Given records: Begin
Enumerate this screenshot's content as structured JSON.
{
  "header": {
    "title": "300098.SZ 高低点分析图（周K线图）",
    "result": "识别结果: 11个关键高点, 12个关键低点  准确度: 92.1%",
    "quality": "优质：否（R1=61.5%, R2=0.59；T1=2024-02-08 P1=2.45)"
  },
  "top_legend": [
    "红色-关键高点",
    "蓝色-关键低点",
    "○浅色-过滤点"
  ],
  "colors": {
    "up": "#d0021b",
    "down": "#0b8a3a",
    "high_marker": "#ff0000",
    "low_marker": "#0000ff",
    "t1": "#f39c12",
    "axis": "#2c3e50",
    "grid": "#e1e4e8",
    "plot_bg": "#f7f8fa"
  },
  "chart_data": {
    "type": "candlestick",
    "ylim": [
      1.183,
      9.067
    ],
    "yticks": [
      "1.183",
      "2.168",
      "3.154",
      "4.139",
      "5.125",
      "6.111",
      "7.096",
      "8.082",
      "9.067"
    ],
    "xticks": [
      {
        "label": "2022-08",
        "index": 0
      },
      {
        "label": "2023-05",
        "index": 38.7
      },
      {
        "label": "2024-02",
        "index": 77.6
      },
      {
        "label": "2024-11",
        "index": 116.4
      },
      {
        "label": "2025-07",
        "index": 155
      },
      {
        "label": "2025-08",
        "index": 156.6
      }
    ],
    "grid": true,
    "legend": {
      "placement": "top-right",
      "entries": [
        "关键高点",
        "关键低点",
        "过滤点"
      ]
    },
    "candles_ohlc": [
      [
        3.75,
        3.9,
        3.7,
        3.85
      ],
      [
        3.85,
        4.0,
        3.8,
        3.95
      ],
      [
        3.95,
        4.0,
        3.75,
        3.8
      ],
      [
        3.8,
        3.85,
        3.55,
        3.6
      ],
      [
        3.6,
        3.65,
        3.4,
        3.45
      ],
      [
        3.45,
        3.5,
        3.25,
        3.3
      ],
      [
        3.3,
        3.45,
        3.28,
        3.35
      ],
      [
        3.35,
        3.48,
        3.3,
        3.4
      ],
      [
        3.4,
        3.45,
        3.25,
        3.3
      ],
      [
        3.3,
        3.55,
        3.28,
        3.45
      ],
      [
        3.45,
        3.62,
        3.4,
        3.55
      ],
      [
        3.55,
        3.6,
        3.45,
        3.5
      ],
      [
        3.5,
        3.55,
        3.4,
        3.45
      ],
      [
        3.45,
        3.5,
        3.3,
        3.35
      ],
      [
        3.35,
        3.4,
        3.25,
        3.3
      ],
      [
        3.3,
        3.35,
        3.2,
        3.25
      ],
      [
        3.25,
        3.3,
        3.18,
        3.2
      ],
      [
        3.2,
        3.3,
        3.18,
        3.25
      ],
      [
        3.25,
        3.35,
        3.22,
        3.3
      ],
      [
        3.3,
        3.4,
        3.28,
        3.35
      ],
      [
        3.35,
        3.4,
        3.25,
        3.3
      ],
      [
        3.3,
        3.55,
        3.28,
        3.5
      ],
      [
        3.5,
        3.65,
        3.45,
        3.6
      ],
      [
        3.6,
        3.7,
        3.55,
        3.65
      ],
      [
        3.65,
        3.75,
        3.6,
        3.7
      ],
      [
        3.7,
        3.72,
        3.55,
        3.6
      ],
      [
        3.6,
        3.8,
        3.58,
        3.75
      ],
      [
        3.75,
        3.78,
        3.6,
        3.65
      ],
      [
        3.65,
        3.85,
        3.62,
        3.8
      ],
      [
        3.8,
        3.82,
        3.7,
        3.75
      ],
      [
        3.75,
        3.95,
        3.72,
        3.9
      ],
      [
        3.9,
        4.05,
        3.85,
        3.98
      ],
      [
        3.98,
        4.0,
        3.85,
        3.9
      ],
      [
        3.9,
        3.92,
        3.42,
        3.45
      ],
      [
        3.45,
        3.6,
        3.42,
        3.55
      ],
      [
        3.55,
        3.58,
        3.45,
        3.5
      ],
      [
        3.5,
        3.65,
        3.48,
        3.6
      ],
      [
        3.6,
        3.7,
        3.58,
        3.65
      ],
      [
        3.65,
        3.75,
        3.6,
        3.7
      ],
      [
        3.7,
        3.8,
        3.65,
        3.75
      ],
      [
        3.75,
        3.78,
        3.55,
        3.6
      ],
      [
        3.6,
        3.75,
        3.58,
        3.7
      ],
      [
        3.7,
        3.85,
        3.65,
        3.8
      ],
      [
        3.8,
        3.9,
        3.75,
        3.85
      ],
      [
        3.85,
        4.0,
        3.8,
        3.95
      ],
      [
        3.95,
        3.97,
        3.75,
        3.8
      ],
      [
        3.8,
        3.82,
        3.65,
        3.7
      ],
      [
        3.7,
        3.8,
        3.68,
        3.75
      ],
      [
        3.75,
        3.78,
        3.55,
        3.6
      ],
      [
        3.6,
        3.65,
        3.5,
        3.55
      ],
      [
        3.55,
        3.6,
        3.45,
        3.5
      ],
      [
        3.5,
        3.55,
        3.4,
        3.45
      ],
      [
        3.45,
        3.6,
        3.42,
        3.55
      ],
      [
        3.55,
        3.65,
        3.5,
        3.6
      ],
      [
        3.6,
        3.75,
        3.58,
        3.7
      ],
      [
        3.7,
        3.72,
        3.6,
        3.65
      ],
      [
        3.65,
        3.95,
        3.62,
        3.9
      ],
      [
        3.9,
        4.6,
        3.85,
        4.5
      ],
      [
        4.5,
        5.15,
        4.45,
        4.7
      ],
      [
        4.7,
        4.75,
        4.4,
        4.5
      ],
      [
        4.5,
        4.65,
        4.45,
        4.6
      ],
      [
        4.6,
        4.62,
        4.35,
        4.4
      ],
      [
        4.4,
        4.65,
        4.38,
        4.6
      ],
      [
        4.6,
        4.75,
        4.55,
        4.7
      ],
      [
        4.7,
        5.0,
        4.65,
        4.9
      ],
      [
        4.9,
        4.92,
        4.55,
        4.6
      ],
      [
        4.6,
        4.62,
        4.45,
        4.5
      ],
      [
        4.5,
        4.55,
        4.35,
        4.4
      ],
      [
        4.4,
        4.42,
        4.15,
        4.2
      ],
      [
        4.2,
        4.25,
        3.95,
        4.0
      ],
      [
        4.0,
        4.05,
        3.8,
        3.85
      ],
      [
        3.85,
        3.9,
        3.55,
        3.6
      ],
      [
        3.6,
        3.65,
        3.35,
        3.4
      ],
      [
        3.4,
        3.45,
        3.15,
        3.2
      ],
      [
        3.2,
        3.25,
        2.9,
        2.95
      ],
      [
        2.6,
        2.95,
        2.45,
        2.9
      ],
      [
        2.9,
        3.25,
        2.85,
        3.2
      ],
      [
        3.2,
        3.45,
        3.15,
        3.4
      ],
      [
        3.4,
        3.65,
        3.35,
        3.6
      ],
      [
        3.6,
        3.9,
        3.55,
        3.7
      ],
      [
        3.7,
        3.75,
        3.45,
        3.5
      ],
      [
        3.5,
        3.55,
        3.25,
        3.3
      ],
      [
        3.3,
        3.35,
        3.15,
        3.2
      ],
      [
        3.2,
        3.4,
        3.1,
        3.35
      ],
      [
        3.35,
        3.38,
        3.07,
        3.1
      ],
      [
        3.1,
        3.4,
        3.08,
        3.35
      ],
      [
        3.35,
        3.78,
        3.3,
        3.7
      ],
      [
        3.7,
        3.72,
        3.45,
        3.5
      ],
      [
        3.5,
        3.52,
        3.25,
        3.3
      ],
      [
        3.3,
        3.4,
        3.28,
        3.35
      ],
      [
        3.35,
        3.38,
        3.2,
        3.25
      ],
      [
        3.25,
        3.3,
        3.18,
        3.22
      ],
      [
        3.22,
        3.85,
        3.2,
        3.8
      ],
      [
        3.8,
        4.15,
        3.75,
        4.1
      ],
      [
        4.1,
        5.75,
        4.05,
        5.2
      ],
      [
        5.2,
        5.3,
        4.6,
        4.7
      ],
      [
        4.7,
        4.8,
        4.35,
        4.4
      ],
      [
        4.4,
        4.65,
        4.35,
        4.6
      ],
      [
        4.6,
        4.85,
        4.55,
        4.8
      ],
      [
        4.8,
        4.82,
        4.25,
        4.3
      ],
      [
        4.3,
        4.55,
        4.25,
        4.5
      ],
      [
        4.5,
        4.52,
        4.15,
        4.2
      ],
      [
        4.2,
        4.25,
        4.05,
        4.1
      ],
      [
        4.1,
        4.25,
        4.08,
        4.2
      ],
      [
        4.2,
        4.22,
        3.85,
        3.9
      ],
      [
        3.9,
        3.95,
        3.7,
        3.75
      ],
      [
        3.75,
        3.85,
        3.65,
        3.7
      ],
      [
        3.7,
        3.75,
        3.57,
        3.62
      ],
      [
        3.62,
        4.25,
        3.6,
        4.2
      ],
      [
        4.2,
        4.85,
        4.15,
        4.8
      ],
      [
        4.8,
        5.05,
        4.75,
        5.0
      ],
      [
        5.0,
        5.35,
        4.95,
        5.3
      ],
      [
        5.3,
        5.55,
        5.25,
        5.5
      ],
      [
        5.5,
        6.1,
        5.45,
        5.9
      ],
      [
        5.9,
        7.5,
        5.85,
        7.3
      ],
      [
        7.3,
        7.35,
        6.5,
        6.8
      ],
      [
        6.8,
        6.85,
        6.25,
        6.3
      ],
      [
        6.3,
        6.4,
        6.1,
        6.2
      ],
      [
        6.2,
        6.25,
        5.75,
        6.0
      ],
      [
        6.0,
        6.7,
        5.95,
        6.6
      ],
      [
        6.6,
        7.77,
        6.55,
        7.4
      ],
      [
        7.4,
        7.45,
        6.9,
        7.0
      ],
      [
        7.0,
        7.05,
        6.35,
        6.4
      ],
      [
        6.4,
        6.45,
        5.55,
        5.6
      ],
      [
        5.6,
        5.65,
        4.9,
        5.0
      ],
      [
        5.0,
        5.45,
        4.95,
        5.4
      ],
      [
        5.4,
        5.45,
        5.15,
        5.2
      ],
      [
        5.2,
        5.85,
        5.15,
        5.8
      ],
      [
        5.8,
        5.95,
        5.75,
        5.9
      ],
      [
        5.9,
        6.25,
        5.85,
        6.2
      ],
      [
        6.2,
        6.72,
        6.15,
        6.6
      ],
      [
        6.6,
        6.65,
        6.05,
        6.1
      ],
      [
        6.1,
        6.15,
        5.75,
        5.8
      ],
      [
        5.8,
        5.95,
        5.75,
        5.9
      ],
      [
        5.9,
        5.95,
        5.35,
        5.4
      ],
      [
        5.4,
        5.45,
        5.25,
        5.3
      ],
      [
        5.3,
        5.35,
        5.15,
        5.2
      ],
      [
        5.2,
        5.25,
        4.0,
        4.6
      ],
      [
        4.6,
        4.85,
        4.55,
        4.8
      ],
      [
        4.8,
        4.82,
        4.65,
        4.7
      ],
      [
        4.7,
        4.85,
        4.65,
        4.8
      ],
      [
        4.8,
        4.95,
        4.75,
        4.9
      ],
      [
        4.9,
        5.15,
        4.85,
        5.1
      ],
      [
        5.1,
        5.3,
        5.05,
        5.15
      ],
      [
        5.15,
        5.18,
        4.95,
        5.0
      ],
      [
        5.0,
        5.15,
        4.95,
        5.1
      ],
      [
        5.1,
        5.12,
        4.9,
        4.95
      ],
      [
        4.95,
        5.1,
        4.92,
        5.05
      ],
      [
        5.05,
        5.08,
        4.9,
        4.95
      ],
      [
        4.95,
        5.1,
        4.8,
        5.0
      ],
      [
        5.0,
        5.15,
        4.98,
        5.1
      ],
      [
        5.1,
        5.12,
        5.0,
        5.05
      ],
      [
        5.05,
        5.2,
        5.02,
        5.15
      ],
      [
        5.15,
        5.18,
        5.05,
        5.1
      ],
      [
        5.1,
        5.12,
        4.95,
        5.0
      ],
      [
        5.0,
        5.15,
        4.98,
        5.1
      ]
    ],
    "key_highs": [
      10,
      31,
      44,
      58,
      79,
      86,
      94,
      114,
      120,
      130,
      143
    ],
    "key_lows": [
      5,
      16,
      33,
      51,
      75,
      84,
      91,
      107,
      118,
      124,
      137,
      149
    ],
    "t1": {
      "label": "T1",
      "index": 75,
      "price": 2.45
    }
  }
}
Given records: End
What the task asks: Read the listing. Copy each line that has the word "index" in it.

The completed task:
        "index": 0
        "index": 38.7
        "index": 77.6
        "index": 116.4
        "index": 155
        "index": 156.6
      "index": 75,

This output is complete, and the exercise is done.